Cars are pictured at the General Motors Co plant, that will give time off to its employees during the coronavirus disease (COVID-19) outbreak, in Sao Jose dos Campos

By Marcelo Rochabrun

SAO PAULO (Reuters) - General Motors Co plans to keep its Brazilian factories shut down for at least 60 more days due to the coronavirus crisis, the company said Thursday, as the final batch of unionized workers voted on the automaker's proposal.

GM's plants in Brazil have been shuttered since March 30 when the company put its workers on furlough, but kept their pay intact as it made employees use up vacation days.

But as the pandemic has worsened globally and holiday allotments have dried up, GM has had to look for more drastic measures in South America's top auto producer. Now its factories in Brazil, where for several years Chevrolet has been the country's best selling brand, will be shut down at least until mid June.

The timeline puts Brazil behind the schedules set by automakers in Europe, where companies have said they might begin building vehicles by the end of this month. In The United States, automakers including Fiat Chrysler Automobiles and Toyota Motor Corp are hoping to restart production in early May.

To be sure, GM has not set reopening start dates elsewhere in the world.

Brazil has more coronavirus cases than any country in Latin America and its right-wing President Jair Bolsonaro has been criticized for minimizing the severity of the disease.

GM said all its Brazilian workers except for one have agreed to the shutdown and for a plan to cut salaries by up to 25%. The remaining union, based in Sao Jose dos Campos in Sao Paulo state, will finish voting on the proposal on Thursday night.

If the crisis does not allow workers to resume auto production within 60 days, GM may extend the shutdown to 90 days, according to a document shared with workers and seen by Reuters.

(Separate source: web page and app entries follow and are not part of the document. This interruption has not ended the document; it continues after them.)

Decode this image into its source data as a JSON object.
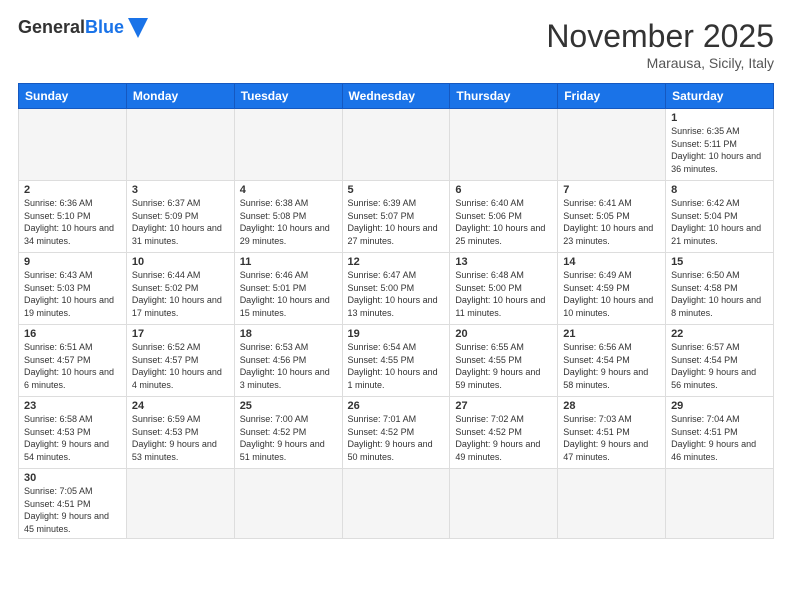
{
  "header": {
    "logo_general": "General",
    "logo_blue": "Blue",
    "month_title": "November 2025",
    "location": "Marausa, Sicily, Italy"
  },
  "days_of_week": [
    "Sunday",
    "Monday",
    "Tuesday",
    "Wednesday",
    "Thursday",
    "Friday",
    "Saturday"
  ],
  "weeks": [
    [
      {
        "day": "",
        "info": ""
      },
      {
        "day": "",
        "info": ""
      },
      {
        "day": "",
        "info": ""
      },
      {
        "day": "",
        "info": ""
      },
      {
        "day": "",
        "info": ""
      },
      {
        "day": "",
        "info": ""
      },
      {
        "day": "1",
        "info": "Sunrise: 6:35 AM\nSunset: 5:11 PM\nDaylight: 10 hours and 36 minutes."
      }
    ],
    [
      {
        "day": "2",
        "info": "Sunrise: 6:36 AM\nSunset: 5:10 PM\nDaylight: 10 hours and 34 minutes."
      },
      {
        "day": "3",
        "info": "Sunrise: 6:37 AM\nSunset: 5:09 PM\nDaylight: 10 hours and 31 minutes."
      },
      {
        "day": "4",
        "info": "Sunrise: 6:38 AM\nSunset: 5:08 PM\nDaylight: 10 hours and 29 minutes."
      },
      {
        "day": "5",
        "info": "Sunrise: 6:39 AM\nSunset: 5:07 PM\nDaylight: 10 hours and 27 minutes."
      },
      {
        "day": "6",
        "info": "Sunrise: 6:40 AM\nSunset: 5:06 PM\nDaylight: 10 hours and 25 minutes."
      },
      {
        "day": "7",
        "info": "Sunrise: 6:41 AM\nSunset: 5:05 PM\nDaylight: 10 hours and 23 minutes."
      },
      {
        "day": "8",
        "info": "Sunrise: 6:42 AM\nSunset: 5:04 PM\nDaylight: 10 hours and 21 minutes."
      }
    ],
    [
      {
        "day": "9",
        "info": "Sunrise: 6:43 AM\nSunset: 5:03 PM\nDaylight: 10 hours and 19 minutes."
      },
      {
        "day": "10",
        "info": "Sunrise: 6:44 AM\nSunset: 5:02 PM\nDaylight: 10 hours and 17 minutes."
      },
      {
        "day": "11",
        "info": "Sunrise: 6:46 AM\nSunset: 5:01 PM\nDaylight: 10 hours and 15 minutes."
      },
      {
        "day": "12",
        "info": "Sunrise: 6:47 AM\nSunset: 5:00 PM\nDaylight: 10 hours and 13 minutes."
      },
      {
        "day": "13",
        "info": "Sunrise: 6:48 AM\nSunset: 5:00 PM\nDaylight: 10 hours and 11 minutes."
      },
      {
        "day": "14",
        "info": "Sunrise: 6:49 AM\nSunset: 4:59 PM\nDaylight: 10 hours and 10 minutes."
      },
      {
        "day": "15",
        "info": "Sunrise: 6:50 AM\nSunset: 4:58 PM\nDaylight: 10 hours and 8 minutes."
      }
    ],
    [
      {
        "day": "16",
        "info": "Sunrise: 6:51 AM\nSunset: 4:57 PM\nDaylight: 10 hours and 6 minutes."
      },
      {
        "day": "17",
        "info": "Sunrise: 6:52 AM\nSunset: 4:57 PM\nDaylight: 10 hours and 4 minutes."
      },
      {
        "day": "18",
        "info": "Sunrise: 6:53 AM\nSunset: 4:56 PM\nDaylight: 10 hours and 3 minutes."
      },
      {
        "day": "19",
        "info": "Sunrise: 6:54 AM\nSunset: 4:55 PM\nDaylight: 10 hours and 1 minute."
      },
      {
        "day": "20",
        "info": "Sunrise: 6:55 AM\nSunset: 4:55 PM\nDaylight: 9 hours and 59 minutes."
      },
      {
        "day": "21",
        "info": "Sunrise: 6:56 AM\nSunset: 4:54 PM\nDaylight: 9 hours and 58 minutes."
      },
      {
        "day": "22",
        "info": "Sunrise: 6:57 AM\nSunset: 4:54 PM\nDaylight: 9 hours and 56 minutes."
      }
    ],
    [
      {
        "day": "23",
        "info": "Sunrise: 6:58 AM\nSunset: 4:53 PM\nDaylight: 9 hours and 54 minutes."
      },
      {
        "day": "24",
        "info": "Sunrise: 6:59 AM\nSunset: 4:53 PM\nDaylight: 9 hours and 53 minutes."
      },
      {
        "day": "25",
        "info": "Sunrise: 7:00 AM\nSunset: 4:52 PM\nDaylight: 9 hours and 51 minutes."
      },
      {
        "day": "26",
        "info": "Sunrise: 7:01 AM\nSunset: 4:52 PM\nDaylight: 9 hours and 50 minutes."
      },
      {
        "day": "27",
        "info": "Sunrise: 7:02 AM\nSunset: 4:52 PM\nDaylight: 9 hours and 49 minutes."
      },
      {
        "day": "28",
        "info": "Sunrise: 7:03 AM\nSunset: 4:51 PM\nDaylight: 9 hours and 47 minutes."
      },
      {
        "day": "29",
        "info": "Sunrise: 7:04 AM\nSunset: 4:51 PM\nDaylight: 9 hours and 46 minutes."
      }
    ],
    [
      {
        "day": "30",
        "info": "Sunrise: 7:05 AM\nSunset: 4:51 PM\nDaylight: 9 hours and 45 minutes."
      },
      {
        "day": "",
        "info": ""
      },
      {
        "day": "",
        "info": ""
      },
      {
        "day": "",
        "info": ""
      },
      {
        "day": "",
        "info": ""
      },
      {
        "day": "",
        "info": ""
      },
      {
        "day": "",
        "info": ""
      }
    ]
  ]
}
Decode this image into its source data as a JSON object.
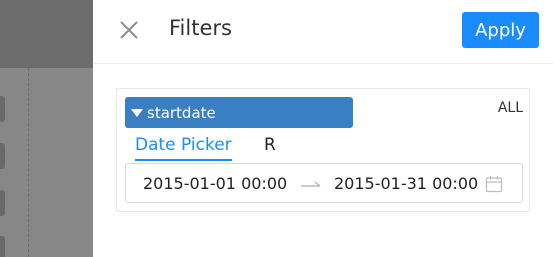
{
  "drawer": {
    "title": "Filters",
    "apply_label": "Apply",
    "close_icon": "close-icon"
  },
  "filter": {
    "field_name": "startdate",
    "scope_label": "ALL",
    "tabs": [
      {
        "label": "Date Picker",
        "active": true
      },
      {
        "label": "R",
        "active": false
      }
    ],
    "start_value": "2015-01-01 00:00:00",
    "end_value": "2015-01-31 00:00:00",
    "separator_icon": "arrow-right-icon",
    "calendar_icon": "calendar-icon"
  },
  "colors": {
    "accent": "#1a8cff",
    "field_tag": "#3a7fc1",
    "backdrop": "#7f7f7f"
  }
}
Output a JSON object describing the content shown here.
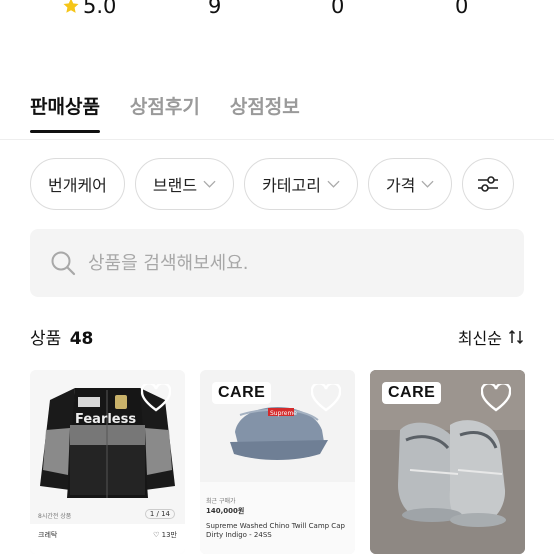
{
  "stats": {
    "rating": "5.0",
    "value_2": "9",
    "value_3": "0",
    "value_4": "0"
  },
  "tabs": [
    {
      "label": "판매상품",
      "active": true
    },
    {
      "label": "상점후기",
      "active": false
    },
    {
      "label": "상점정보",
      "active": false
    }
  ],
  "filters": [
    "번개케어",
    "브랜드",
    "카테고리",
    "가격"
  ],
  "search": {
    "placeholder": "상품을 검색해보세요."
  },
  "products_header": {
    "label": "상품",
    "count": "48",
    "sort": "최신순"
  },
  "cards": [
    {
      "badge": "",
      "mini_left": "8시간전 상품",
      "mini_page": "1 / 14",
      "mini_seller": "크레탁",
      "mini_like": "♡ 13만"
    },
    {
      "badge": "CARE",
      "mini_tag": "최근 구매가",
      "mini_price": "140,000원",
      "mini_title": "Supreme Washed Chino Twill Camp Cap Dirty Indigo - 24SS"
    },
    {
      "badge": "CARE"
    }
  ],
  "colors": {
    "accent": "#111111",
    "star": "#f5c518",
    "muted": "#9a9a9a"
  }
}
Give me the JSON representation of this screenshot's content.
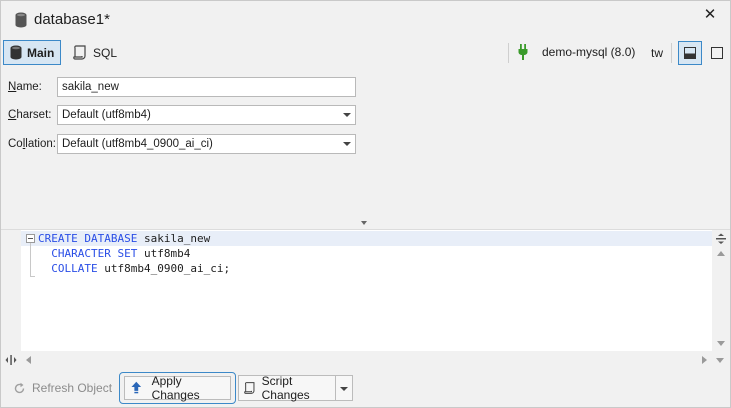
{
  "window": {
    "title": "database1*",
    "close_label": "✕"
  },
  "toolbar": {
    "tab_main": "Main",
    "tab_sql": "SQL",
    "connection": "demo-mysql (8.0)",
    "user": "tw",
    "colors": {
      "accent": "#3c89c8",
      "selected_bg": "#d7e6f3",
      "plug": "#3a9a2a"
    }
  },
  "form": {
    "name_label_prefix": "N",
    "name_label_rest": "ame:",
    "name_value": "sakila_new",
    "charset_label_prefix": "C",
    "charset_label_rest": "harset:",
    "charset_value": "Default (utf8mb4)",
    "collation_label_prefix": "Co",
    "collation_label_underline": "l",
    "collation_label_rest": "lation:",
    "collation_value": "Default (utf8mb4_0900_ai_ci)"
  },
  "editor": {
    "line1_kw": "CREATE DATABASE",
    "line1_rest": " sakila_new",
    "line2_indent": "  ",
    "line2_kw": "CHARACTER SET",
    "line2_rest": " utf8mb4",
    "line3_indent": "  ",
    "line3_kw": "COLLATE",
    "line3_rest": " utf8mb4_0900_ai_ci;",
    "keyword_color": "#2a4ee6"
  },
  "footer": {
    "refresh_label": "Refresh Object",
    "apply_label": "Apply Changes",
    "script_label": "Script Changes"
  }
}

(Reporting by Marcelo Rochabrun; Editing by Christian Plumb)